**Task directions**.
The material is to be repeated exactly, from first line to last.

START Data records

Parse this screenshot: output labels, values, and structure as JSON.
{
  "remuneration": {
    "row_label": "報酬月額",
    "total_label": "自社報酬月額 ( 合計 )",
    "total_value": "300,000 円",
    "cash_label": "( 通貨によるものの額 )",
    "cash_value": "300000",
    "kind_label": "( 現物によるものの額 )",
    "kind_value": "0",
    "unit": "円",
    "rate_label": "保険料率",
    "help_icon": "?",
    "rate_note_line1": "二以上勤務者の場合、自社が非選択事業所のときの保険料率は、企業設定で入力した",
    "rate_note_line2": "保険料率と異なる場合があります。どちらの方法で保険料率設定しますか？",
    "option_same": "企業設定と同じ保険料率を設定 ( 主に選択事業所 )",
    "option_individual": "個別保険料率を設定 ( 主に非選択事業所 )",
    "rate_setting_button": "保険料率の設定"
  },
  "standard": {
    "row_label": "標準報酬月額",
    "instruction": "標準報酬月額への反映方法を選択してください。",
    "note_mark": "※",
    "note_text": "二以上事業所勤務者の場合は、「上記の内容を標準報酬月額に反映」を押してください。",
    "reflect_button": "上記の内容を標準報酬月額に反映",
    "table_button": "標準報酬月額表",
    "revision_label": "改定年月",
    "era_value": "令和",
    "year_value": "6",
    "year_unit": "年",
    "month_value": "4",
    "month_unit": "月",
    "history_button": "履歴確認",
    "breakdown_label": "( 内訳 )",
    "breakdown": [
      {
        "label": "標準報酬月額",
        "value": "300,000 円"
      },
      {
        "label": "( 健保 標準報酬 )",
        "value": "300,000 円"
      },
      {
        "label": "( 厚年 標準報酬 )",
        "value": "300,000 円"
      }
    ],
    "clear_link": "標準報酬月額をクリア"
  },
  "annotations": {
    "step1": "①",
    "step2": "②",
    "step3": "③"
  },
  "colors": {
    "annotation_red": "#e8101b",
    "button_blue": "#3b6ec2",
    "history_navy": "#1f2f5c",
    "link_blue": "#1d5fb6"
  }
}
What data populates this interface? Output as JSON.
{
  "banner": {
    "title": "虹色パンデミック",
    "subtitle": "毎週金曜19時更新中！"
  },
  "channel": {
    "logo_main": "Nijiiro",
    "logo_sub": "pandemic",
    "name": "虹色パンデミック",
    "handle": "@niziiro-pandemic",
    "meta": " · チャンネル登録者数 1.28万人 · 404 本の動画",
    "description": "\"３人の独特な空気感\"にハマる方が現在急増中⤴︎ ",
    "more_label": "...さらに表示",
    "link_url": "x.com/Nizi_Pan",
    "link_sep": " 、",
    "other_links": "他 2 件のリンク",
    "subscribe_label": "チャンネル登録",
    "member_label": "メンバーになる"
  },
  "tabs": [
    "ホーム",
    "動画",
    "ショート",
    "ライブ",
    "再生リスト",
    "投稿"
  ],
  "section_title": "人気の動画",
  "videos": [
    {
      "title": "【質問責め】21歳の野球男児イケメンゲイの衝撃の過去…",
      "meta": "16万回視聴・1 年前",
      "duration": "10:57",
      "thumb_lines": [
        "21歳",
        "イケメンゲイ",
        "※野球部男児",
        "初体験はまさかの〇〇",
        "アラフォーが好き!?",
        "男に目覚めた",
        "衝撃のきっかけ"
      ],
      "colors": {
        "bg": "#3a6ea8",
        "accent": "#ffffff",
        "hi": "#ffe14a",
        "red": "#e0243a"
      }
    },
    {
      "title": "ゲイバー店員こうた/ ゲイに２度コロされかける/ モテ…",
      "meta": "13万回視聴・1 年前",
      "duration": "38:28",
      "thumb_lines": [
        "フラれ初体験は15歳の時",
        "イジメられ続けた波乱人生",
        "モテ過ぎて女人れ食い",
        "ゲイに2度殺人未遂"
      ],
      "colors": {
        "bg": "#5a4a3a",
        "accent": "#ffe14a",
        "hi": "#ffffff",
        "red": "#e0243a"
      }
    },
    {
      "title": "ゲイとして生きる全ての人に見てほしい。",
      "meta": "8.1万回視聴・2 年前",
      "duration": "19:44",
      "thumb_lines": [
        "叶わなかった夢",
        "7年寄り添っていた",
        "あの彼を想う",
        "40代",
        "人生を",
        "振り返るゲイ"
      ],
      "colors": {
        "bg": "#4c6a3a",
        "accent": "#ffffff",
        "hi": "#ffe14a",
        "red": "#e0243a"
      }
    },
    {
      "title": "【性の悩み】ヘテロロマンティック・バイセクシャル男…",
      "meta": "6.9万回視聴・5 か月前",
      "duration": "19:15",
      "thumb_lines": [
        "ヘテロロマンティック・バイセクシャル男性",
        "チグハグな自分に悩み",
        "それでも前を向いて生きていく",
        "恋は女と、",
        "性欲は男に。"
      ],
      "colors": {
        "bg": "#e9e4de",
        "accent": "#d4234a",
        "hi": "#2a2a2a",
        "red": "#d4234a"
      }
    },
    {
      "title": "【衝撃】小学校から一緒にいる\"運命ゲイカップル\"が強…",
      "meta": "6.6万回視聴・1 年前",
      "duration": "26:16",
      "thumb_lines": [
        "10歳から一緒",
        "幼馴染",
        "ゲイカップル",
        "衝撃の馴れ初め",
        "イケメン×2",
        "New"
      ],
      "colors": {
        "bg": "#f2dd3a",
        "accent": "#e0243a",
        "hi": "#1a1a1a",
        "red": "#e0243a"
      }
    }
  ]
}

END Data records

**Result**.
Parse this screenshot: output labels, values, and structure as JSON.
{
  "remuneration": {
    "row_label": "報酬月額",
    "total_label": "自社報酬月額 ( 合計 )",
    "total_value": "300,000 円",
    "cash_label": "( 通貨によるものの額 )",
    "cash_value": "300000",
    "kind_label": "( 現物によるものの額 )",
    "kind_value": "0",
    "unit": "円",
    "rate_label": "保険料率",
    "help_icon": "?",
    "rate_note_line1": "二以上勤務者の場合、自社が非選択事業所のときの保険料率は、企業設定で入力した",
    "rate_note_line2": "保険料率と異なる場合があります。どちらの方法で保険料率設定しますか？",
    "option_same": "企業設定と同じ保険料率を設定 ( 主に選択事業所 )",
    "option_individual": "個別保険料率を設定 ( 主に非選択事業所 )",
    "rate_setting_button": "保険料率の設定"
  },
  "standard": {
    "row_label": "標準報酬月額",
    "instruction": "標準報酬月額への反映方法を選択してください。",
    "note_mark": "※",
    "note_text": "二以上事業所勤務者の場合は、「上記の内容を標準報酬月額に反映」を押してください。",
    "reflect_button": "上記の内容を標準報酬月額に反映",
    "table_button": "標準報酬月額表",
    "revision_label": "改定年月",
    "era_value": "令和",
    "year_value": "6",
    "year_unit": "年",
    "month_value": "4",
    "month_unit": "月",
    "history_button": "履歴確認",
    "breakdown_label": "( 内訳 )",
    "breakdown": [
      {
        "label": "標準報酬月額",
        "value": "300,000 円"
      },
      {
        "label": "( 健保 標準報酬 )",
        "value": "300,000 円"
      },
      {
        "label": "( 厚年 標準報酬 )",
        "value": "300,000 円"
      }
    ],
    "clear_link": "標準報酬月額をクリア"
  },
  "annotations": {
    "step1": "①",
    "step2": "②",
    "step3": "③"
  },
  "colors": {
    "annotation_red": "#e8101b",
    "button_blue": "#3b6ec2",
    "history_navy": "#1f2f5c",
    "link_blue": "#1d5fb6"
  }
}
What data populates this interface? Output as JSON.
{
  "banner": {
    "title": "虹色パンデミック",
    "subtitle": "毎週金曜19時更新中！"
  },
  "channel": {
    "logo_main": "Nijiiro",
    "logo_sub": "pandemic",
    "name": "虹色パンデミック",
    "handle": "@niziiro-pandemic",
    "meta": " · チャンネル登録者数 1.28万人 · 404 本の動画",
    "description": "\"３人の独特な空気感\"にハマる方が現在急増中⤴︎ ",
    "more_label": "...さらに表示",
    "link_url": "x.com/Nizi_Pan",
    "link_sep": " 、",
    "other_links": "他 2 件のリンク",
    "subscribe_label": "チャンネル登録",
    "member_label": "メンバーになる"
  },
  "tabs": [
    "ホーム",
    "動画",
    "ショート",
    "ライブ",
    "再生リスト",
    "投稿"
  ],
  "section_title": "人気の動画",
  "videos": [
    {
      "title": "【質問責め】21歳の野球男児イケメンゲイの衝撃の過去…",
      "meta": "16万回視聴・1 年前",
      "duration": "10:57",
      "thumb_lines": [
        "21歳",
        "イケメンゲイ",
        "※野球部男児",
        "初体験はまさかの〇〇",
        "アラフォーが好き!?",
        "男に目覚めた",
        "衝撃のきっかけ"
      ],
      "colors": {
        "bg": "#3a6ea8",
        "accent": "#ffffff",
        "hi": "#ffe14a",
        "red": "#e0243a"
      }
    },
    {
      "title": "ゲイバー店員こうた/ ゲイに２度コロされかける/ モテ…",
      "meta": "13万回視聴・1 年前",
      "duration": "38:28",
      "thumb_lines": [
        "フラれ初体験は15歳の時",
        "イジメられ続けた波乱人生",
        "モテ過ぎて女人れ食い",
        "ゲイに2度殺人未遂"
      ],
      "colors": {
        "bg": "#5a4a3a",
        "accent": "#ffe14a",
        "hi": "#ffffff",
        "red": "#e0243a"
      }
    },
    {
      "title": "ゲイとして生きる全ての人に見てほしい。",
      "meta": "8.1万回視聴・2 年前",
      "duration": "19:44",
      "thumb_lines": [
        "叶わなかった夢",
        "7年寄り添っていた",
        "あの彼を想う",
        "40代",
        "人生を",
        "振り返るゲイ"
      ],
      "colors": {
        "bg": "#4c6a3a",
        "accent": "#ffffff",
        "hi": "#ffe14a",
        "red": "#e0243a"
      }
    },
    {
      "title": "【性の悩み】ヘテロロマンティック・バイセクシャル男…",
      "meta": "6.9万回視聴・5 か月前",
      "duration": "19:15",
      "thumb_lines": [
        "ヘテロロマンティック・バイセクシャル男性",
        "チグハグな自分に悩み",
        "それでも前を向いて生きていく",
        "恋は女と、",
        "性欲は男に。"
      ],
      "colors": {
        "bg": "#e9e4de",
        "accent": "#d4234a",
        "hi": "#2a2a2a",
        "red": "#d4234a"
      }
    },
    {
      "title": "【衝撃】小学校から一緒にいる\"運命ゲイカップル\"が強…",
      "meta": "6.6万回視聴・1 年前",
      "duration": "26:16",
      "thumb_lines": [
        "10歳から一緒",
        "幼馴染",
        "ゲイカップル",
        "衝撃の馴れ初め",
        "イケメン×2",
        "New"
      ],
      "colors": {
        "bg": "#f2dd3a",
        "accent": "#e0243a",
        "hi": "#1a1a1a",
        "red": "#e0243a"
      }
    }
  ]
}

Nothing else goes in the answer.